Start of DATA UNDER STUDY

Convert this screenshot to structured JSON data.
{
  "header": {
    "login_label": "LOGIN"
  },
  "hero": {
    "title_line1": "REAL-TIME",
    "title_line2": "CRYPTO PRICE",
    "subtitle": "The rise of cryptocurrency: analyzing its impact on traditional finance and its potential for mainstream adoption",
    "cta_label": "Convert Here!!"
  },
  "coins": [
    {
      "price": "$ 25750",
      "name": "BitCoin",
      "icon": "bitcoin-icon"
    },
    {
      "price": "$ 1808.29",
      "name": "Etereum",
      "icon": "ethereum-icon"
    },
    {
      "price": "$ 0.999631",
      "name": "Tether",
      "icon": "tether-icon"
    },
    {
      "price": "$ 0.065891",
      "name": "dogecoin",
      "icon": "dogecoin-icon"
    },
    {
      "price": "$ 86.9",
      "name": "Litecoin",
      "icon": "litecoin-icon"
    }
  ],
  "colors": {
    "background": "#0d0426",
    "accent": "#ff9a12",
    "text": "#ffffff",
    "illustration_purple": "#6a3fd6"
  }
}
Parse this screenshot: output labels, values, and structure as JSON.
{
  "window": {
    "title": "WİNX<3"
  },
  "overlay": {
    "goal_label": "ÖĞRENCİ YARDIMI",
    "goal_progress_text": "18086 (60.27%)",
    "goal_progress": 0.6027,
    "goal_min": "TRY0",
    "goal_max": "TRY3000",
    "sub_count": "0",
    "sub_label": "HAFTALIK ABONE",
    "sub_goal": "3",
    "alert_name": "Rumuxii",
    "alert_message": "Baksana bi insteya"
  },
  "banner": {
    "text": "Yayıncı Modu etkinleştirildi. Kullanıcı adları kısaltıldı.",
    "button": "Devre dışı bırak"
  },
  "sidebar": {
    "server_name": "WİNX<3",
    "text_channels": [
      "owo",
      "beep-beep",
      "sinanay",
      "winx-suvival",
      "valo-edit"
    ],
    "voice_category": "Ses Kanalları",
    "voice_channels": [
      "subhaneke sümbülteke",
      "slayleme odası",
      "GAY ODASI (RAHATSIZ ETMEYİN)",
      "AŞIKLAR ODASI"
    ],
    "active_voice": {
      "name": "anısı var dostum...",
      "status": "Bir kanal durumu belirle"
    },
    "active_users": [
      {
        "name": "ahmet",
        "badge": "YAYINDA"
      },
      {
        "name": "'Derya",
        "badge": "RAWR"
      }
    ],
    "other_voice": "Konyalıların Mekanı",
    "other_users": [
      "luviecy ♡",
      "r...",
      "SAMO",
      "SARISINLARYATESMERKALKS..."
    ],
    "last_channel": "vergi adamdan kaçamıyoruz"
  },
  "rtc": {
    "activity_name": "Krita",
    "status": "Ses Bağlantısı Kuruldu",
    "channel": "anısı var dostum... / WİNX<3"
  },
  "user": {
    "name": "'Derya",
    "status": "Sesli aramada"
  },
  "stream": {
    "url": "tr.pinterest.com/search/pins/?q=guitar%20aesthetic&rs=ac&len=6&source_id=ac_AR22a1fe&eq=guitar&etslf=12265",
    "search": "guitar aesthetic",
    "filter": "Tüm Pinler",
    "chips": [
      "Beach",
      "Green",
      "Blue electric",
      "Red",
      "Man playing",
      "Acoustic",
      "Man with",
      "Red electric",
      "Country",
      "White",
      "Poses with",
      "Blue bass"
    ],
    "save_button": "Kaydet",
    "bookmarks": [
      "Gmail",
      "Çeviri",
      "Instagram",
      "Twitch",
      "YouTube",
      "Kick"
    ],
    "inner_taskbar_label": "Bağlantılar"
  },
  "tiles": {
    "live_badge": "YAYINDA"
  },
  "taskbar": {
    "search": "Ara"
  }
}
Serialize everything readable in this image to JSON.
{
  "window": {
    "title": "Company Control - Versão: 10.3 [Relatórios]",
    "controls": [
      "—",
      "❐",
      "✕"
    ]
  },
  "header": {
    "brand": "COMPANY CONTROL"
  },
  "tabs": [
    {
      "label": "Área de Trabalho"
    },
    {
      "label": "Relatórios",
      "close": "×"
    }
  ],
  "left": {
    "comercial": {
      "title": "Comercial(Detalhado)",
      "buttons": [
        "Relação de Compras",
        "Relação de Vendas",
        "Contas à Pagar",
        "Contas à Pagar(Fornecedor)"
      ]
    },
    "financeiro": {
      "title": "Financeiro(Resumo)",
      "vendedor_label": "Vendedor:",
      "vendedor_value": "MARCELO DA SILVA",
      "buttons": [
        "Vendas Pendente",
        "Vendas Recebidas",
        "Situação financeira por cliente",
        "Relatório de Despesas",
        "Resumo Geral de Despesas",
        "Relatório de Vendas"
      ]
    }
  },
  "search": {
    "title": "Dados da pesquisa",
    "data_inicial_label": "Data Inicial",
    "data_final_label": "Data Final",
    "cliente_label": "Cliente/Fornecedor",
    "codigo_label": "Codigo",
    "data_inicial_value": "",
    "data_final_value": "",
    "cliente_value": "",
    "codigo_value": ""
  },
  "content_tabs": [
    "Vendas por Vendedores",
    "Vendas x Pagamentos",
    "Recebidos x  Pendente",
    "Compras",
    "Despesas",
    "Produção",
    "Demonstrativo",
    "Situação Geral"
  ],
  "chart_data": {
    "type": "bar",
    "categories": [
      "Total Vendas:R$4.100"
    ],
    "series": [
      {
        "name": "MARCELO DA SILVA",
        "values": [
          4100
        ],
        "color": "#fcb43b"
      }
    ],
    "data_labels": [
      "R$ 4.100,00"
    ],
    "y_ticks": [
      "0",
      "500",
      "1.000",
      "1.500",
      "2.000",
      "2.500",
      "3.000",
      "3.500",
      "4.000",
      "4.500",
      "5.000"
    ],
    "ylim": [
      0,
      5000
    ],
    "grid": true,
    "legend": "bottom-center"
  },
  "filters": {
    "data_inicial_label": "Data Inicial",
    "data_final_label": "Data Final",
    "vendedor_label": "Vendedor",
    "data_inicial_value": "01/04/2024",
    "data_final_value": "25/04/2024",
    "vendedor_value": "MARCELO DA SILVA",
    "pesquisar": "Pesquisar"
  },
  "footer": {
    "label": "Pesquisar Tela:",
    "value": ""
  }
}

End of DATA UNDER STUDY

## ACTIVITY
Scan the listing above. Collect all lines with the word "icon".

## WRITTEN SOLUTION
      "icon": "bitcoin-icon"
      "icon": "ethereum-icon"
      "icon": "tether-icon"
      "icon": "dogecoin-icon"
      "icon": "litecoin-icon"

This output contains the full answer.